I would love to hear what everyone else's thoughts were on Room if you've read it! I seem to have missed the hype train as it crashed right past my face - 500k ratings on GR and counting, my word.

Like Reblog Comment
show activity (+)
text 2016-12-17 10:48
A Compelling Study Of Child Abuse
The Wonder - Emma Donoghue

Set at the beginning of the twentieth century in Ireland, The Wonder is the story of Lib Wright, an English nurse who, having learned her trade in the Crimea under Florence Nightingale, takes up a position in rural Ireland watching over eleven year old Anna O'Donnell, a girl who has supposedly been existing without food for several months and is now being talked of as a saint by the local community.

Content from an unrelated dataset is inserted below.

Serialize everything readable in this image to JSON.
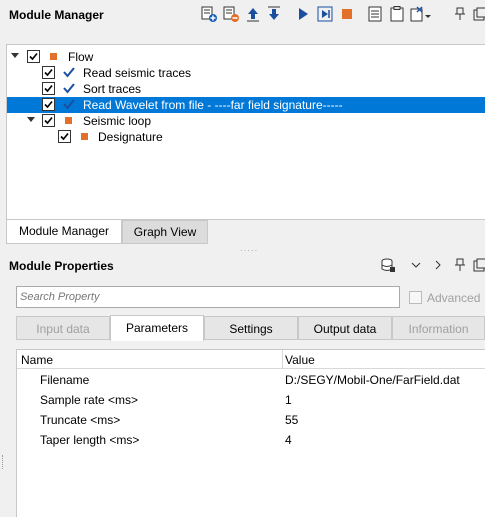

Lib is entirely sceptical of such claims and scathing in her judgement of the Irish and their religion. Determined to unveil a hoax she watches the girl like a hawk but gradually comes to understand that, whether or not Anna was secretly eating before her arrival, she is certainly not doing so now. As a consequence, Lib finds herself presiding over the slow starvation of a child, an atrocity in which the girl's family and her entire community are complicit.


Exchanging her scorn for pity, Lib tries desperately to change the girl's mind-set and persuade her to choose life instead of death. But Anna remains resolute and Lib struggles to understand what lies at the root of such implacable religiosity?


I wasn't always convinced by Emma Donoghue's portrait of the local Irish Catholic community which sometimes felt one-sided, even allowing for its portrayal through the lens of Lib's self-important Anglophile gaze. Moreover, the end, when it came, felt a little hurried.


A detailed chronicle of a young girl's self-inflicted starvation, The Wonder is not an easy book to read. More than once I had to set it aside for a day or two as I struggled with the emotions it evoked. Nevertheless, this is a compelling study of child-abuse so embedded within a community as to be invisible to victim and perpetrator alike.

More posts
Your Dashboard view:
Need help?